doi:10.1017/S0957423910000019

Research Article

IN SEARCH OF IBN SĪNĀ'S “ORIENTAL PHILOSOPHY” IN MEDIEVAL CASTILE


RYAN SZPIECHa1*

a1 University of Michigan, 4108 Modern Languages Building 812 E. Washington St., Ann Arbor, MI 48109-1275, USA Email: szpiech@umich.edu
Article author query
szpiech r [Google Scholar]

Abstract

Scholars have long debated the possibility of a mystical or illuminationist strain of thought in Ibn Sīnā's body of writing. This debate has often focused on the meaning and contents of his partly lost work al-Mashriqiyyūn (The Easterners), also known as al-Ḥikma al-Mashriqiyya (Eastern Wisdom), mentioned by Ibn Sīnā himself as well as by numerous Western writers including Ibn Rushd and Ibn Ṭufayl. A handful of references to what is called Ibn Sīnā's “Oriental Philosophy” are also found in the Castilian and Hebrew works of the Castilian Jew Abner of Burgos (ca. 1270-ca. 1347), known after his conversion to Christianity as Alfonso of Valladolid. Although the content of these citations has not been identified, it has been proposed that they may preserve otherwise unknown passages from Ibn Sīnā's lost work. This study considers the references to Ibn Sīnā's so-called “Oriental Philosophy” within Abner's writings and concludes that rather than preserving lost passages from Ibn Sīnā's writing, Abner's references were drawn primarily from Ibn Ṭufayl and offer no support for the argument of a possible mystical or illuminationist strain in Ibn Sīnā's thinking.

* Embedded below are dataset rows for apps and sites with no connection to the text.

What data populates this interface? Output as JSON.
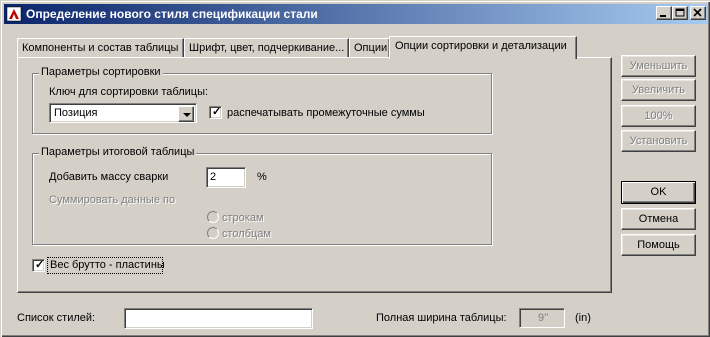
{
  "window": {
    "title": "Определение нового стиля спецификации стали"
  },
  "tabs": [
    {
      "label": "Компоненты и состав таблицы",
      "active": false
    },
    {
      "label": "Шрифт, цвет, подчеркивание...",
      "active": false
    },
    {
      "label": "Опции",
      "active": false
    },
    {
      "label": "Опции сортировки и детализации",
      "active": true
    }
  ],
  "sort_group": {
    "title": "Параметры сортировки",
    "key_label": "Ключ для сортировки таблицы:",
    "key_value": "Позиция",
    "subtotals_label": "распечатывать промежуточные суммы",
    "subtotals_checked": true
  },
  "summary_group": {
    "title": "Параметры итоговой таблицы",
    "weld_label": "Добавить массу сварки",
    "weld_value": "2",
    "weld_unit": "%",
    "sum_label": "Суммировать данные по",
    "radio_rows": "строкам",
    "radio_cols": "столбцам"
  },
  "gross_weight": {
    "label": "Вес брутто - пластины",
    "checked": true
  },
  "side_buttons": {
    "decrease": "Уменьшить",
    "increase": "Увеличить",
    "percent": "100%",
    "set": "Установить",
    "ok": "OK",
    "cancel": "Отмена",
    "help": "Помощь"
  },
  "footer": {
    "styles_label": "Список стилей:",
    "styles_value": "",
    "width_label": "Полная ширина таблицы:",
    "width_value": "9''",
    "width_unit": "(in)"
  },
  "colors": {
    "face": "#d4d0c8",
    "title_start": "#0a246a",
    "title_end": "#a6caf0"
  }
}
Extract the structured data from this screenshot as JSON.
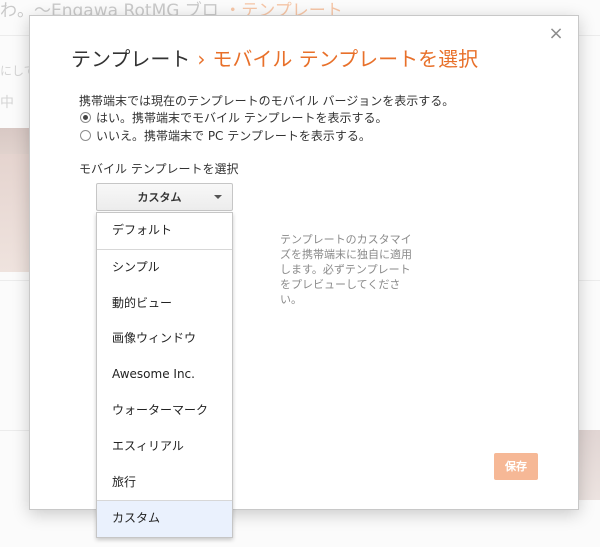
{
  "background": {
    "title_text": "わ。〜Engawa RotMG ブロ",
    "title_accent": "・テンプレート",
    "side_text_1": "にして",
    "side_text_2": "中"
  },
  "dialog": {
    "title_root": "テンプレート",
    "title_separator": "›",
    "title_current": "モバイル テンプレートを選択",
    "close_glyph": "×",
    "intro": "携帯端末では現在のテンプレートのモバイル バージョンを表示する。",
    "radio_options": [
      {
        "label": "はい。携帯端末でモバイル テンプレートを表示する。",
        "checked": true
      },
      {
        "label": "いいえ。携帯端末で PC テンプレートを表示する。",
        "checked": false
      }
    ],
    "select_label": "モバイル テンプレートを選択",
    "select_value": "カスタム",
    "menu": {
      "groups": [
        [
          "デフォルト"
        ],
        [
          "シンプル",
          "動的ビュー",
          "画像ウィンドウ",
          "Awesome Inc.",
          "ウォーターマーク",
          "エスィリアル",
          "旅行"
        ],
        [
          "カスタム"
        ]
      ],
      "selected": "カスタム"
    },
    "help_text": "テンプレートのカスタマイズを携帯端末に独自に適用します。必ずテンプレートをプレビューしてください。",
    "save_label": "保存"
  },
  "colors": {
    "accent": "#e8702a",
    "save_button": "#f6b896",
    "selected_item_bg": "#eaf1fd"
  }
}
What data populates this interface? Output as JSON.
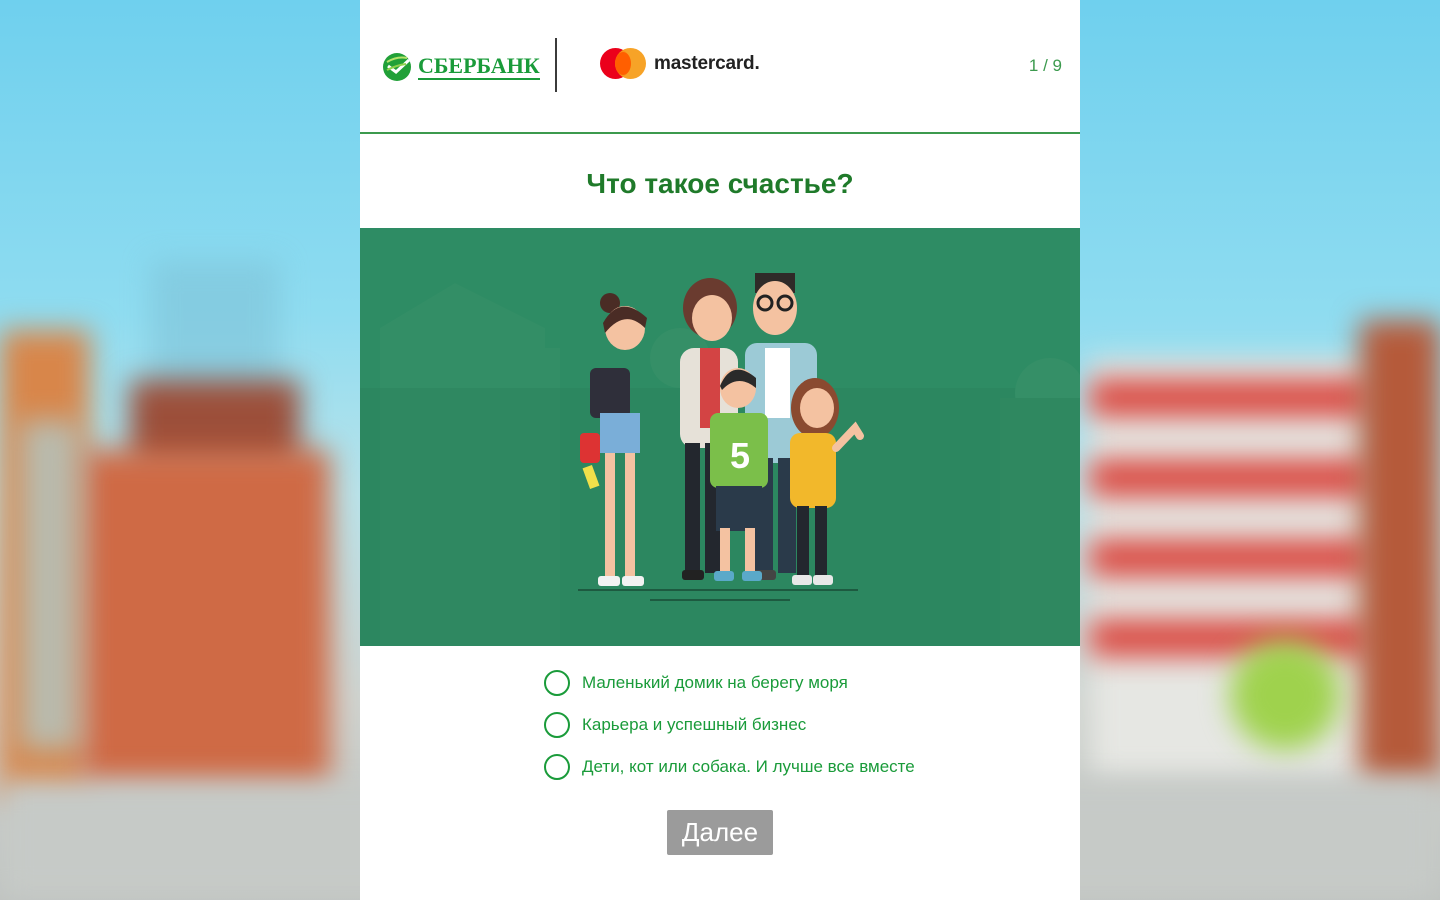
{
  "header": {
    "sber_logo_text": "СБЕРБАНК",
    "mastercard_text": "mastercard.",
    "progress": "1 / 9"
  },
  "quiz": {
    "question": "Что такое счастье?",
    "illustration": "family-illustration",
    "options": [
      {
        "label": "Маленький домик на берегу моря"
      },
      {
        "label": "Карьера и успешный бизнес"
      },
      {
        "label": "Дети, кот или собака. И лучше все вместе"
      }
    ],
    "next_label": "Далее"
  },
  "colors": {
    "brand_green": "#1a9b3a",
    "illustration_bg": "#2e8c64",
    "button_bg": "#9b9b9b",
    "mc_red": "#eb001b",
    "mc_orange": "#f79e1b"
  }
}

Résumé

Depuis longtemps, on a discuté de la possible présence d'une orientation mystique ou “illuminative” dans l'œuvre d'Ibn Sīnā. Le sens et le contenu de son ouvrage (partiellement perdu) al-Mashriqiyyūn (Les Orientaux), également connu comme al-Ḥikma al-Mashriqiyya (La Sagesse orientale), mentionné par Ibn Sīnā lui-même et par des écrivains occidentaux comme Ibn Rushd et Ibn Ṭufayl, ont souvent été au centre de ce débat. On trouve aussi quelques références à ce qui est appelé la “philosophie orientale” d'Ibn Sīnā dans l'œuvre du juif castillan Abner de Burgos (ca. 1270-ca. 1347) connu après sa conversion au christianisme sous le nom d'Alphonse de Valladolid. Sans avoir au préalable identifié le contenu de ces citations, on a fait l'hypothèse qu'elles auraient permis de conserver des passages, inconnus par ailleurs, de l'ouvrage perdu d'Ibn Sīnā. Cette étude porte sur les références à la “philosophie orientale” d'Ibn Sīnā dans l'œuvre d'Abner de Burgos. Elle montre que les références d'Abner semblent avoir été essentiellement tirées d'Ibn Ṭufayl et ne renvoient donc pas aux passages perdus de l'ouvrage d'Ibn Sīnā. En conséquence elles ne peuvent servir d'argument pour confirmer la présence d'une orientation mystique ou “illuminative” dans l'œuvre d'Ibn Sīnā.

Footnotes

* This research is part of a collaborative project entitled, “The Intellectual and Material Legacies of Late Medieval Sephardic Judaism: An Interdisciplinary Approach,” directed by Dr. Esperanza Alfonso (CSIC). I wish to thank the European Research Council for its support of this project with a four-year Starting Grant and to thank Dr. Alfonso for her ongoing coordination as Principle Investigator of the project and for inviting me to present on this research at the CSIC in October, 2009. I also wish to thank Edward Casey and Nathan Torreano for their editorial suggestions, Suzanne Akbari for organizing the “Semitic/Romance” panel at the 2008 MLA meeting where I read an earlier version of this essay, and the Yale Near Eastern Studies Colloquium where I first presented this material.


Metrics